Living on Mars — which Elon Musk predicts we’ll do in some form by 2024 — will no doubt pose hardships and challenges. And there’s going to be plenty of manual labor. It’s prohibitively expensive to ship construction supplies 34 million miles, so the first settlers will do what settlers have always done: build by hand, with local materials. Sure, those made-from-regolith bricks and water-based windows will probably be 3-D printed, but those materials will still need moving and stacking by hand. Exploring and surveying the planet, doing geological research, and locating ideal habitation areas will involve manual labor, too.

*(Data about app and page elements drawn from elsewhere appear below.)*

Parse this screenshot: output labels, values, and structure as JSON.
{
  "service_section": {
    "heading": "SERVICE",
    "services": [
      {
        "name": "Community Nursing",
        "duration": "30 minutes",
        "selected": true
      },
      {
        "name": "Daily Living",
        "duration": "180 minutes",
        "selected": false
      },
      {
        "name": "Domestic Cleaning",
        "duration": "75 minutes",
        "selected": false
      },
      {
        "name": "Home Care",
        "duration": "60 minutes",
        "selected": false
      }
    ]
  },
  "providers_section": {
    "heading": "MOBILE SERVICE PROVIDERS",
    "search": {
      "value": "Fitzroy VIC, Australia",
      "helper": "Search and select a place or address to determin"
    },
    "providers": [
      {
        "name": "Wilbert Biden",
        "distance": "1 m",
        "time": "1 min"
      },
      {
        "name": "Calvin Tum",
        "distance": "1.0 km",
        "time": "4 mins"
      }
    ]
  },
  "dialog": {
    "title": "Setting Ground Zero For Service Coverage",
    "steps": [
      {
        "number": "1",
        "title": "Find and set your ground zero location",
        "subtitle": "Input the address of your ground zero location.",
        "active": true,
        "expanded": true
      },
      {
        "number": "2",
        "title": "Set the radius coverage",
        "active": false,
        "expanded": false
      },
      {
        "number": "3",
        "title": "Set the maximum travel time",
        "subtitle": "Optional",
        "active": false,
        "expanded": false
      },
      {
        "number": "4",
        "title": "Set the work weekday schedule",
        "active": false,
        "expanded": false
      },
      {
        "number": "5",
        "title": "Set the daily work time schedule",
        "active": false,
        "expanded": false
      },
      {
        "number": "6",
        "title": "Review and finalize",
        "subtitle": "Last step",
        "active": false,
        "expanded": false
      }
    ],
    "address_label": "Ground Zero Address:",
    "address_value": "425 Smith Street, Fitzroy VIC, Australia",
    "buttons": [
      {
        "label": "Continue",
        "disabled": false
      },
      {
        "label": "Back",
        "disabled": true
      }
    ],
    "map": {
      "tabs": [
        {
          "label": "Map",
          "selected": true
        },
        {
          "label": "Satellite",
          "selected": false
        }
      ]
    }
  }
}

This is nothing new for humans. We’ve built one world by hand, we can probably build another — even in harsh UV light, subzero temperatures, and a lethally low-pressure atmosphere. But if opposable thumbs were key to the evolution of human civilization, and humanity can’t be naked against the Martian elements, then it’s an unexpected and unglamorous factor that will determine whether or not we succeed: gloves.
“Hands are the essence of the human being and the way we manifest change in the world.”
What kind of gloves? That we don’t know yet. Because human hands are so complex, designing a glove is almost as complicated as creating an entire Mars suit. Dr. Sheyna Gifford, a physician at Washington University, spent a year in a Mars-analog mission, HI-SEAS IV, atop Hawaii’s Mauna Kea, during which she wore a suit and gloves each time she went outside her domed home. To her, the ideal glove would need to be completely protective, and yet not restrict movement or flexibility. “It assists you in grasping and manipulating objects,” she says. “It interacts seamlessly with touchscreens. It provides feedback on pressure, temperature, and texture as exquisitely as your own fingers, while completely protecting you from the elements.”